= WHAT YOU SHOULD DO =
Quote all entries exactly, leaving pictures aside.
== Segment start ==
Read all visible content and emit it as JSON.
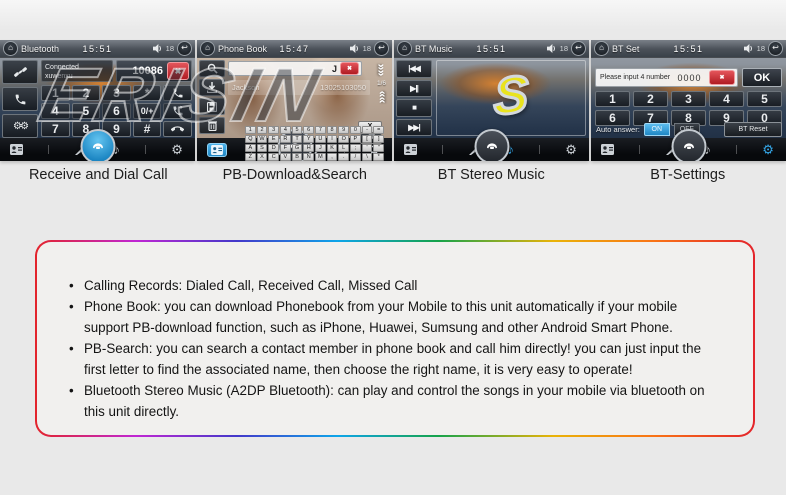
{
  "watermark": "ERISIN",
  "icons": {
    "home": "⌂",
    "return": "↩",
    "music_note": "♪",
    "gear": "⚙",
    "gears": "⚙⚙",
    "delete_x": "✖",
    "chevron": "»",
    "backspace": "⌫"
  },
  "media": {
    "prev": "|◀◀",
    "play_pause": "▶||",
    "stop": "■",
    "next": "▶▶|"
  },
  "panels": [
    {
      "title": "Bluetooth",
      "time": "15:51",
      "volume": "18",
      "caption": "Receive and Dial Call",
      "status_line1": "Connected",
      "status_line2": "xuwenxu",
      "dial_display": "10086",
      "keys": {
        "r1": [
          "1",
          "2",
          "3",
          "*"
        ],
        "r2": [
          "4",
          "5",
          "6",
          "0/+"
        ],
        "r3": [
          "7",
          "8",
          "9",
          "#"
        ]
      }
    },
    {
      "title": "Phone Book",
      "time": "15:47",
      "volume": "18",
      "caption": "PB-Download&Search",
      "search_value": "J",
      "contact_name": "Jackson",
      "contact_number": "13025103050",
      "page_indicator": "1/6",
      "kb_close": "X",
      "kb_echo": "J",
      "kb_rows": [
        "1234567890-=",
        "QWERTYUIOP[]",
        "ASDFGHJKL;'\"",
        "ZXCVBNM,./\\*"
      ]
    },
    {
      "title": "BT Music",
      "time": "15:51",
      "volume": "18",
      "caption": "BT Stereo Music",
      "logo_letter": "S"
    },
    {
      "title": "BT Set",
      "time": "15:51",
      "volume": "18",
      "caption": "BT-Settings",
      "pin_label": "Please input 4 number",
      "pin_value": "0000",
      "ok_label": "OK",
      "nums": {
        "r1": [
          "1",
          "2",
          "3",
          "4",
          "5"
        ],
        "r2": [
          "6",
          "7",
          "8",
          "9",
          "0"
        ]
      },
      "auto_answer_label": "Auto answer:",
      "toggle_on": "ON",
      "toggle_off": "OFF",
      "bt_reset_label": "BT Reset"
    }
  ],
  "info_box": {
    "bullets": [
      "Calling Records: Dialed Call, Received Call, Missed Call",
      "Phone Book: you can download Phonebook from your Mobile to this unit automatically if your mobile support PB-download function, such as iPhone, Huawei, Sumsung and other Android Smart Phone.",
      "PB-Search: you can search a contact member in phone book and call him directly! you can just input the first letter to find the associated name, then choose the right name, it is very easy to operate!",
      "Bluetooth Stereo Music (A2DP Bluetooth): can play and control the songs in your mobile via bluetooth on this unit directly."
    ]
  },
  "colors": {
    "accent_blue": "#2e9fe0",
    "delete_red": "#c4232a",
    "logo_yellow": "#e9e31d"
  }
}
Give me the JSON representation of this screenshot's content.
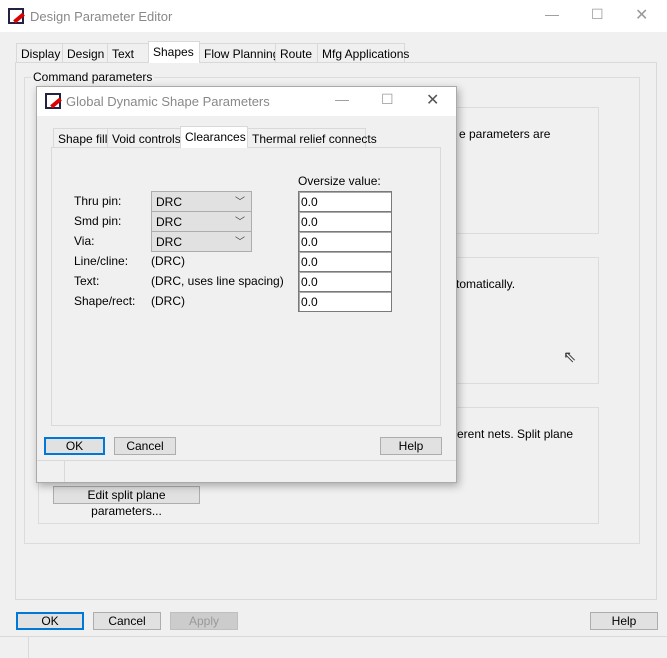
{
  "main": {
    "title": "Design Parameter Editor",
    "tabs": [
      "Display",
      "Design",
      "Text",
      "Shapes",
      "Flow Planning",
      "Route",
      "Mfg Applications"
    ],
    "group_title": "Command parameters",
    "group1_text": "e parameters are",
    "group2_text": "tomatically.",
    "group3_text": "erent nets.  Split plane",
    "edit_split_button": "Edit split plane parameters...",
    "ok": "OK",
    "cancel": "Cancel",
    "apply": "Apply",
    "help": "Help"
  },
  "dialog": {
    "title": "Global Dynamic Shape Parameters",
    "tabs": [
      "Shape fill",
      "Void controls",
      "Clearances",
      "Thermal relief connects"
    ],
    "oversize_header": "Oversize value:",
    "rows": [
      {
        "label": "Thru pin:",
        "value": "DRC",
        "oversize": "0.0"
      },
      {
        "label": "Smd pin:",
        "value": "DRC",
        "oversize": "0.0"
      },
      {
        "label": "Via:",
        "value": "DRC",
        "oversize": "0.0"
      },
      {
        "label": "Line/cline:",
        "value": "(DRC)",
        "oversize": "0.0"
      },
      {
        "label": "Text:",
        "value": "(DRC, uses line spacing)",
        "oversize": "0.0"
      },
      {
        "label": "Shape/rect:",
        "value": "(DRC)",
        "oversize": "0.0"
      }
    ],
    "ok": "OK",
    "cancel": "Cancel",
    "help": "Help"
  }
}
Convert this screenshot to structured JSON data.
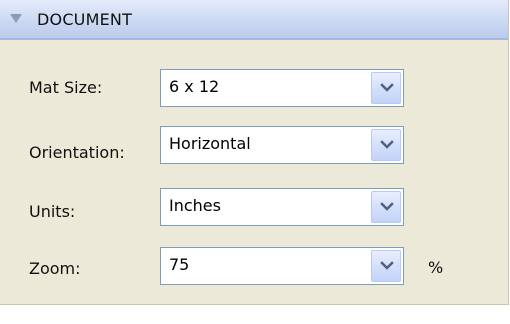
{
  "section": {
    "title": "DOCUMENT",
    "icon": "triangle-down-icon"
  },
  "fields": {
    "mat_size": {
      "label": "Mat Size:",
      "value": "6 x 12"
    },
    "orientation": {
      "label": "Orientation:",
      "value": "Horizontal"
    },
    "units": {
      "label": "Units:",
      "value": "Inches"
    },
    "zoom": {
      "label": "Zoom:",
      "value": "75",
      "unit": "%"
    }
  },
  "colors": {
    "header_background": "#cdd9f3",
    "panel_background": "#ece9d8",
    "dropdown_border": "#7f9db9",
    "dropdown_arrow": "#4d6185"
  }
}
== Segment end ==
= ANSWER AREA =
Read all visible content and emit it as JSON.
{
  "watermark": "ERISIN",
  "icons": {
    "home": "⌂",
    "return": "↩",
    "music_note": "♪",
    "gear": "⚙",
    "gears": "⚙⚙",
    "delete_x": "✖",
    "chevron": "»",
    "backspace": "⌫"
  },
  "media": {
    "prev": "|◀◀",
    "play_pause": "▶||",
    "stop": "■",
    "next": "▶▶|"
  },
  "panels": [
    {
      "title": "Bluetooth",
      "time": "15:51",
      "volume": "18",
      "caption": "Receive and Dial Call",
      "status_line1": "Connected",
      "status_line2": "xuwenxu",
      "dial_display": "10086",
      "keys": {
        "r1": [
          "1",
          "2",
          "3",
          "*"
        ],
        "r2": [
          "4",
          "5",
          "6",
          "0/+"
        ],
        "r3": [
          "7",
          "8",
          "9",
          "#"
        ]
      }
    },
    {
      "title": "Phone Book",
      "time": "15:47",
      "volume": "18",
      "caption": "PB-Download&Search",
      "search_value": "J",
      "contact_name": "Jackson",
      "contact_number": "13025103050",
      "page_indicator": "1/6",
      "kb_close": "X",
      "kb_echo": "J",
      "kb_rows": [
        "1234567890-=",
        "QWERTYUIOP[]",
        "ASDFGHJKL;'\"",
        "ZXCVBNM,./\\*"
      ]
    },
    {
      "title": "BT Music",
      "time": "15:51",
      "volume": "18",
      "caption": "BT Stereo Music",
      "logo_letter": "S"
    },
    {
      "title": "BT Set",
      "time": "15:51",
      "volume": "18",
      "caption": "BT-Settings",
      "pin_label": "Please input 4 number",
      "pin_value": "0000",
      "ok_label": "OK",
      "nums": {
        "r1": [
          "1",
          "2",
          "3",
          "4",
          "5"
        ],
        "r2": [
          "6",
          "7",
          "8",
          "9",
          "0"
        ]
      },
      "auto_answer_label": "Auto answer:",
      "toggle_on": "ON",
      "toggle_off": "OFF",
      "bt_reset_label": "BT Reset"
    }
  ],
  "info_box": {
    "bullets": [
      "Calling Records: Dialed Call, Received Call, Missed Call",
      "Phone Book: you can download Phonebook from your Mobile to this unit automatically if your mobile support PB-download function, such as iPhone, Huawei, Sumsung and other Android Smart Phone.",
      "PB-Search: you can search a contact member in phone book and call him directly! you can just input the first letter to find the associated name, then choose the right name, it is very easy to operate!",
      "Bluetooth Stereo Music (A2DP Bluetooth): can play and control the songs in your mobile via bluetooth on this unit directly."
    ]
  },
  "colors": {
    "accent_blue": "#2e9fe0",
    "delete_red": "#c4232a",
    "logo_yellow": "#e9e31d"
  }
}
Give me the JSON representation of this screenshot's content.
{
  "main": {
    "title": "Design Parameter Editor",
    "tabs": [
      "Display",
      "Design",
      "Text",
      "Shapes",
      "Flow Planning",
      "Route",
      "Mfg Applications"
    ],
    "group_title": "Command parameters",
    "group1_text": "e parameters are",
    "group2_text": "tomatically.",
    "group3_text": "erent nets.  Split plane",
    "edit_split_button": "Edit split plane parameters...",
    "ok": "OK",
    "cancel": "Cancel",
    "apply": "Apply",
    "help": "Help"
  },
  "dialog": {
    "title": "Global Dynamic Shape Parameters",
    "tabs": [
      "Shape fill",
      "Void controls",
      "Clearances",
      "Thermal relief connects"
    ],
    "oversize_header": "Oversize value:",
    "rows": [
      {
        "label": "Thru pin:",
        "value": "DRC",
        "oversize": "0.0"
      },
      {
        "label": "Smd pin:",
        "value": "DRC",
        "oversize": "0.0"
      },
      {
        "label": "Via:",
        "value": "DRC",
        "oversize": "0.0"
      },
      {
        "label": "Line/cline:",
        "value": "(DRC)",
        "oversize": "0.0"
      },
      {
        "label": "Text:",
        "value": "(DRC, uses line spacing)",
        "oversize": "0.0"
      },
      {
        "label": "Shape/rect:",
        "value": "(DRC)",
        "oversize": "0.0"
      }
    ],
    "ok": "OK",
    "cancel": "Cancel",
    "help": "Help"
  }
}
Convert this screenshot to structured JSON data.
{
  "section": {
    "title": "DOCUMENT",
    "icon": "triangle-down-icon"
  },
  "fields": {
    "mat_size": {
      "label": "Mat Size:",
      "value": "6 x 12"
    },
    "orientation": {
      "label": "Orientation:",
      "value": "Horizontal"
    },
    "units": {
      "label": "Units:",
      "value": "Inches"
    },
    "zoom": {
      "label": "Zoom:",
      "value": "75",
      "unit": "%"
    }
  },
  "colors": {
    "header_background": "#cdd9f3",
    "panel_background": "#ece9d8",
    "dropdown_border": "#7f9db9",
    "dropdown_arrow": "#4d6185"
  }
}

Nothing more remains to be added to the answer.